http://groups.google.com/group/google-maps-js-api-v3

Anonymous said...

got a problem about the data in the information window, it displays, lang, long correctly but the I don't get an information window, what would be the field name that you saved the information window content into?

Keir Clarke said...

@Anonymous

1. Check that you have made the table 'public' or 'unlisted'

2. In this function - the field name or name of the column is 'kommune' - just experiment with changing it to your other column titles:

function updateMap() {
layer.setQuery("select kommune from 113681 where Biblioteksudgifter2009 > 500");
}

VK said...

Is there a way to get URLs in the table data "clickable"? So when I click on the map location, and it brings up the information window, I can click again from there if a URL is present?

Keir Clarke said...

Hi VK,

Check out the source code of this map

http://mappybirthday.appspot.com/

If you look at the line that starts:

var content =

you can see how I've appended the html to the url to create a clickable link.

tramsbyxan said...

Great post.
I'm currently doing a store-locator using fusiontables querying the db with select dealer from xxxxx where city = 'stockholm'. It works fine but I have no idea of how to fitBounds() on that data.

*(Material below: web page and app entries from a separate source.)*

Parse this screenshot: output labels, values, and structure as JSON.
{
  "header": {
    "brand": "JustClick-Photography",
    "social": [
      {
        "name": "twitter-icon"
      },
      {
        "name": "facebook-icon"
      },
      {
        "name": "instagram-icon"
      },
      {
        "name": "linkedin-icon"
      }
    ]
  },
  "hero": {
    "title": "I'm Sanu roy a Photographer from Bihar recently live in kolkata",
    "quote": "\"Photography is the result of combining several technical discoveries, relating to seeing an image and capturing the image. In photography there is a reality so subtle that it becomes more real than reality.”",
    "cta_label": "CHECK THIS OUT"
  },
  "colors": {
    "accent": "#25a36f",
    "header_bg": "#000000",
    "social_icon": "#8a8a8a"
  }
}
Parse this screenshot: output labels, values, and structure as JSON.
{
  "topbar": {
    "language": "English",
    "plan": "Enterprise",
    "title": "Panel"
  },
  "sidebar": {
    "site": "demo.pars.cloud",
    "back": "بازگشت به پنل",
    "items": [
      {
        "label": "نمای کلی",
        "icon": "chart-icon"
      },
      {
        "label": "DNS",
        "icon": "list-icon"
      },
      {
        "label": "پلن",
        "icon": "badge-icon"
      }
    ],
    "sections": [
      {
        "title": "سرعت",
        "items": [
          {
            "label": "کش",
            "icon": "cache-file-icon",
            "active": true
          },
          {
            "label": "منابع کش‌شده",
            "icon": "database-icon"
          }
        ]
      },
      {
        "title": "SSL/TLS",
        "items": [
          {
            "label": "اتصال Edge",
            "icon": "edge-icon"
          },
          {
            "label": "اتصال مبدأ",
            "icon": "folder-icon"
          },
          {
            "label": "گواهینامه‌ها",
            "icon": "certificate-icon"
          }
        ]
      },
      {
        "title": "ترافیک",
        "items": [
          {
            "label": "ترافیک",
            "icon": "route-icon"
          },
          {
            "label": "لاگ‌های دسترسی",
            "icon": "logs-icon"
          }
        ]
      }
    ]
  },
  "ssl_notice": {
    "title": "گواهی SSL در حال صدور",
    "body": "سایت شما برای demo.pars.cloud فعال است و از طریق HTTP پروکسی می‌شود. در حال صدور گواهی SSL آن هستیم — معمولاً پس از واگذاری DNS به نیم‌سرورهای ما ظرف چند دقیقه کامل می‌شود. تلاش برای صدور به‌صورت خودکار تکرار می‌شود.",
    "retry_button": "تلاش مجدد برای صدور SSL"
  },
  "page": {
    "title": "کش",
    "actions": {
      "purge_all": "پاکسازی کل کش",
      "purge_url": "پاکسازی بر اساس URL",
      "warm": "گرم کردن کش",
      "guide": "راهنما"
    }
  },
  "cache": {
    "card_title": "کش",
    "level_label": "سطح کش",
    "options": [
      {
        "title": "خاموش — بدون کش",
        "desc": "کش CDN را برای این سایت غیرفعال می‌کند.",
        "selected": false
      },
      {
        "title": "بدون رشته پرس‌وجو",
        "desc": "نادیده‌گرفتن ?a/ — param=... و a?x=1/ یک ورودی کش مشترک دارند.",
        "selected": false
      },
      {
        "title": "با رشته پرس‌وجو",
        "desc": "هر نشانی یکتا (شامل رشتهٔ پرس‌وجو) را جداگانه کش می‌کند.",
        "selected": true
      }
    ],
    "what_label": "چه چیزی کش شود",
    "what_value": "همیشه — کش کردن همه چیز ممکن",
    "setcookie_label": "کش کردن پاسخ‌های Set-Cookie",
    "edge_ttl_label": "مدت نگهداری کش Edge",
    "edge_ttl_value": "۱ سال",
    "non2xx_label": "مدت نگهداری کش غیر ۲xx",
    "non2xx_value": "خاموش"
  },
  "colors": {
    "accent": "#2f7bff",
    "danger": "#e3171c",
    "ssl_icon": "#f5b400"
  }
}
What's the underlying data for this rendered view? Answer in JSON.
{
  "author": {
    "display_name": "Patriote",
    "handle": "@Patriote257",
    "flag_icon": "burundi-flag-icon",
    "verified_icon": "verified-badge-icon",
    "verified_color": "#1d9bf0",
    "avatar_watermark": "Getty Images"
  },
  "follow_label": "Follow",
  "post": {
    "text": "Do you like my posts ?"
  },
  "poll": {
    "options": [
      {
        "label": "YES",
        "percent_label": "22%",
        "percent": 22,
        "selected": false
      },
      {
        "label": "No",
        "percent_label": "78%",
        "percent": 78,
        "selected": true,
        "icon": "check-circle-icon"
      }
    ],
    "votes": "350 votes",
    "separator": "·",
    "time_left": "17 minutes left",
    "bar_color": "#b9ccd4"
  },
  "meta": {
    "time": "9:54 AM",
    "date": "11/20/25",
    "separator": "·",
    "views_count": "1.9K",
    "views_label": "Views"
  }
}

You have any suggestion of where to look? Been googling for hours but to no avail :(

Keir Clarke said...

@ tramsbyxan

Warning: there is an error now in some of those examples so that the info windows now aren't opening. I think there is a problem with local & global variables.

I'm sure someone else contacted me with a similar query about fitBounds(). I think they couldn't find an answer either and decided to work with App Engine (and the app engine data store) instead.

Sorry I can't be more help.

rv said...

@Keir Clarke:

I'm using mouseEvent.latLng instead of mouseEvent.position, and I'm creating the InfoWindow once in the initializeMap function, and then calls iw.setPosition() and iw.setContent(), instead of recreating the object on each popup.

Anonymous said...

You can use CaroView for the Google cloud to create and publish your custom online map and your geo data in the Google app engine cloud for free
use fusion tables and much more geo content and online services
http://www.cartologic.com/cartoview/cloud.aspx
you can test the application on
http://cartoviewdemopage.appspot.com/cartocloud/index.html

DeadMeat Martin said...

great tutorial! Thanks for sharing.

However, I have one nagging question - all the data in the examples are either historical or static.

Is there a way to update the maps dynamically with live data - for e.g. I'm tracking users in different countries the numbers are changing constantly and I would like a intensity map to display that - is that possible? considering the data resides on Google Cloud

lurv said...

You made it really easy to understand Google Maps and Fusion Tables.

Do you happen to know how to show the data from the table as well as select it from a button?

So if you click a button to display the markers, it will show a list of the markers details below the map.